Before releasing her second album, I Blame The World, we chatted with Sasha Alex Sloan about her creative writing process, taking a major leap of faith, and what it’s like going from a viral meme to an alt-pop queen.
Sasha uses her voice and musical talents to speak candidly about life, growing up, relationships, and everything in between–making no topic off-limits– which is why we adore her! Using her platform to discuss topics that normally people journal about is refreshing and makes Sasha’s music more relatable and endearing. She embraces the cynicism and relishes in the small things, while cleverly and realistically loathing them at the same time. I Blame The World is out everywhere now! Be sure to catch Sasha Alex Sloan on tour starting this July! Get tickets here.
How did you get into songwriting? Have you always had a creative outlet to express yourself?
My mom bought a piano off craigslist when I was a kid, and I was always messing around on it. She tried to get me into piano lessons, but I was a bad student and tried to make up my own songs. As a teenager, I became obsessed with writing, and it was all I would do when I got home from school. I’ve always had a creative outlet, and I feel really lucky to have a way to express myself.
What are your earliest memories of music— who or what inspired you?
The first song I remember falling in love with was “you were meant for me” by
Jewel. I think I called it “Sasha’s song” and would belt it at the top of my lungs as a 6-year-old. My biggest inspirations are Amy Winehouse, Regina Spektor, Brandi Carlile, The Killers, etc.
How was the process of I Blame The World different from Only Child?
When I made Only Child, I probably wrote around 40 songs, and then I picked my favorite ones. I was more focused on the individual songs than the album as a whole. With I Blame the World, , I focused on creating a world, no pun intended. I really wanted this album to feel cohesive, and a lot of songs I loved didn’t end up making this record because I didn’t feel they fit the theme. I also wanted this album to feel more fun, and I hope people feel that when they listen!
How is your creative process— do you always start with melody or lyrics?
I love starting with lyrics! I try to come into every song with a concept or lyric idea. For me,
it’s the easiest way to start and get a blueprint of the song.
You have an exciting beginning and rise to fame— how did the Reddit picture come about?
So my parents were painting the outside of our house while I was at a sleepover. They painted the word “dork” in capital letters with an arrow pointing to my bedroom window. When I came home, I was like, “wow…” (lol) and took a picture of it. About a year later, while I was at Berklee in Boston, I posted the photo to Reddit, and it went viral. I then decided to post my SoundCloud in the comments and the next week got a call from Warner Chappell saying they wanted to sign me as a songwriter. I left college and moved to LA at 19.

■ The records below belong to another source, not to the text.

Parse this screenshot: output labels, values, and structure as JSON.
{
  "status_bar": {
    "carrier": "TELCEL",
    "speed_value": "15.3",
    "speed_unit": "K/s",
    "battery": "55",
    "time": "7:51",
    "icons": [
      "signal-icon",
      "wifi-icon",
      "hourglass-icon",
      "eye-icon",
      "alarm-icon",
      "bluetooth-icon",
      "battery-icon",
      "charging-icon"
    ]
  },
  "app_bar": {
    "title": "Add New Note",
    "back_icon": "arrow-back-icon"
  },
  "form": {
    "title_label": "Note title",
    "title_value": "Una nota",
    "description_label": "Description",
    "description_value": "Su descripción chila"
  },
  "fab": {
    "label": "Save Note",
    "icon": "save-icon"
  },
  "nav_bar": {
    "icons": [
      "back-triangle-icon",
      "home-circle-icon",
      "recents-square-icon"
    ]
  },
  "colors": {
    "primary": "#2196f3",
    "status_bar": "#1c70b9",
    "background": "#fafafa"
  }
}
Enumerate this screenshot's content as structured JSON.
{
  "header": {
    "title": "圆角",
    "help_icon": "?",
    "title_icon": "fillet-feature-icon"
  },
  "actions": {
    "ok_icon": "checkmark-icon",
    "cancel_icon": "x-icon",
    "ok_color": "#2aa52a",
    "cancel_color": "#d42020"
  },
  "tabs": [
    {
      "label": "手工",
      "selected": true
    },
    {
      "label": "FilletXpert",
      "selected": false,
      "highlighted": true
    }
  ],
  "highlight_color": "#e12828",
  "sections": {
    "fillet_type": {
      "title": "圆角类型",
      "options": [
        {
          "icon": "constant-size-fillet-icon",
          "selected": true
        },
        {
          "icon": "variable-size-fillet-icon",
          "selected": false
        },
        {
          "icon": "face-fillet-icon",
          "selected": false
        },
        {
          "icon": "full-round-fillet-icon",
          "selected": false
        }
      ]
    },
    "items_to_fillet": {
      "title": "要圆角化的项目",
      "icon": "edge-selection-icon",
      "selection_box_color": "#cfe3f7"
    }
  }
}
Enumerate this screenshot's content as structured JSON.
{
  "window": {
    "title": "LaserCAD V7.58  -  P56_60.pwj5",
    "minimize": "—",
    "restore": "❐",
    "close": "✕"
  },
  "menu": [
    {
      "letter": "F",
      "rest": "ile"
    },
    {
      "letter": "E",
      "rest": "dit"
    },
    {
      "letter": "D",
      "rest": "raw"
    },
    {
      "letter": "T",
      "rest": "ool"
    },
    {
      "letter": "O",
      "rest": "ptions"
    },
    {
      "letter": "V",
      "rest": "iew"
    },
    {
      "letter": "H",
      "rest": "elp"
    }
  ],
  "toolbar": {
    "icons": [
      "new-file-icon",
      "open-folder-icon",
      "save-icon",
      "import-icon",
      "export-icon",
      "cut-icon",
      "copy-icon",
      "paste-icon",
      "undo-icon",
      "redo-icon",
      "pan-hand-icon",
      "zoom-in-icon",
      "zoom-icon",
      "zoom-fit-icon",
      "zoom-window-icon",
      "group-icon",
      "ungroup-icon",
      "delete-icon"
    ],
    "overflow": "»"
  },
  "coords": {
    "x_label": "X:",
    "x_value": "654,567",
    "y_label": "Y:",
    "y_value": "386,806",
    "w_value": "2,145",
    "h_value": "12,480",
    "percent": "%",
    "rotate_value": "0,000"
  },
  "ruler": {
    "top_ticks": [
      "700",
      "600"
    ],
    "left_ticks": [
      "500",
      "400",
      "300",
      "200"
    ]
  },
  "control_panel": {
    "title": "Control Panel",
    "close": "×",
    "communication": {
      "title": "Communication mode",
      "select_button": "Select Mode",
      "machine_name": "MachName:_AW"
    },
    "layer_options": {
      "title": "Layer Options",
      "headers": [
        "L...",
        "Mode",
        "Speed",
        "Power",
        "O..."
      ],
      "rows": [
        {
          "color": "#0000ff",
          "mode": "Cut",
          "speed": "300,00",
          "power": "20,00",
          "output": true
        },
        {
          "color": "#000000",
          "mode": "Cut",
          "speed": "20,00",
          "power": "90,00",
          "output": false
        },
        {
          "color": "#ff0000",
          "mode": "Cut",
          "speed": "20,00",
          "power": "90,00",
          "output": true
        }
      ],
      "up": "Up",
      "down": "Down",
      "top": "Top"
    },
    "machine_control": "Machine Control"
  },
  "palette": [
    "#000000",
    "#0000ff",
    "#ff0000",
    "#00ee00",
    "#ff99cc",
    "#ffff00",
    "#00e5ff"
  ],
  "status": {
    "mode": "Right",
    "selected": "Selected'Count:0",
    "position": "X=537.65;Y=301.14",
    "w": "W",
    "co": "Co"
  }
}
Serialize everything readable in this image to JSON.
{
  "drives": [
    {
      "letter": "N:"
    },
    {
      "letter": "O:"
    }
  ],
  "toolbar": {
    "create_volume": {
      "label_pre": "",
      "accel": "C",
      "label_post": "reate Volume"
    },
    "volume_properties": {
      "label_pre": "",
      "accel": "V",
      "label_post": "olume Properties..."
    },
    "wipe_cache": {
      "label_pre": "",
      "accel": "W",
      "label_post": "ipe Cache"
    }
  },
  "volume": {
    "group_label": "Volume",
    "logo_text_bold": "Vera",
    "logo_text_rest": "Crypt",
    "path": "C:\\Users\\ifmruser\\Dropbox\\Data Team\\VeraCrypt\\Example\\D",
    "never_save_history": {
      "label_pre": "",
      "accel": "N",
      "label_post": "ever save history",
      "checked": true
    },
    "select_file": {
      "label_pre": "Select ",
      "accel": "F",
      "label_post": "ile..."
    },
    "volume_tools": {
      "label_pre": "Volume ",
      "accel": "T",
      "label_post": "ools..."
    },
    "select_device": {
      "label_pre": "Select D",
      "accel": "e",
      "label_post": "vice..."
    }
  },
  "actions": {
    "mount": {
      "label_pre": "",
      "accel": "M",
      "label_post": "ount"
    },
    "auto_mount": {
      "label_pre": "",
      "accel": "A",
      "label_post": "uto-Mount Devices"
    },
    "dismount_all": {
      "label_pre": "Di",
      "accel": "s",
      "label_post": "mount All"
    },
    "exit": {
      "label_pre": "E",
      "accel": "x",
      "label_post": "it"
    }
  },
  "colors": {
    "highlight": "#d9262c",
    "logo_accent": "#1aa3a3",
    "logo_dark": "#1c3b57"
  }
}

Moving to LA, a large and cutthroat city, was a massive change. How did you know you were ready and certain to take that leap of faith?
To be honest, I had no idea what I was doing. All I knew was it was a great opportunity I may never get again, so I decided to follow it. In the beginning, it was extremely hard. I was working at a coffee shop in the morning and then doing sessions in the afternoon. It was tough, but when I moved out to LA, I had so much growing to do as a songwriter, and it really helped me become a better writer.
What three words would you use to describe the tone and vibe for I Blame The World?
Sad, mad, fun-ish?
What can fans expect from your upcoming tour?
I hope this upcoming tour is fun! I think it will be. I can’t wait to be back on the road. I
thought a lot about the live show while writing this album, and I think the new songs will add a lot of tempo and diversity to the show!
What song are you most proud of?
This is such a hard question, but if I had to pick one off the new album, I would have to say “Global Warming.” I love the feel of it, and I think lyrically, it really captures where I’ve been in the past year. The world is burning, but I have someone I love that keeps me going, and I think that’s a universal motive for a lot of people.
You’ve written with various artists; Camilla Cabello, Kygo, John Legend—which do you prefer: writing for yourself or with/for others?
It really depends on the day and what mood I’m in. I enjoy both equally because they’re both so different from each other. When I write for myself, I get to tell my story, but when I write with other artists, I get to help tell theirs, which is awesome.
As an artist and a young person growing up in the roaring digital age, how has it been staying confident and motivated in your craft? Are there days when you think you made a wrong career choice?
There isn’t a day where I don’t question what I’m doing, lol. I think in the age we’re in. It’s
easy to constantly be comparing yourself to others. I’ve gotten a lot better at focusing on what I’m doing and what I want to achieve, which has helped my mental health a lot. I never feel like I made the wrong career choice, but I do wonder what else is out there in the future.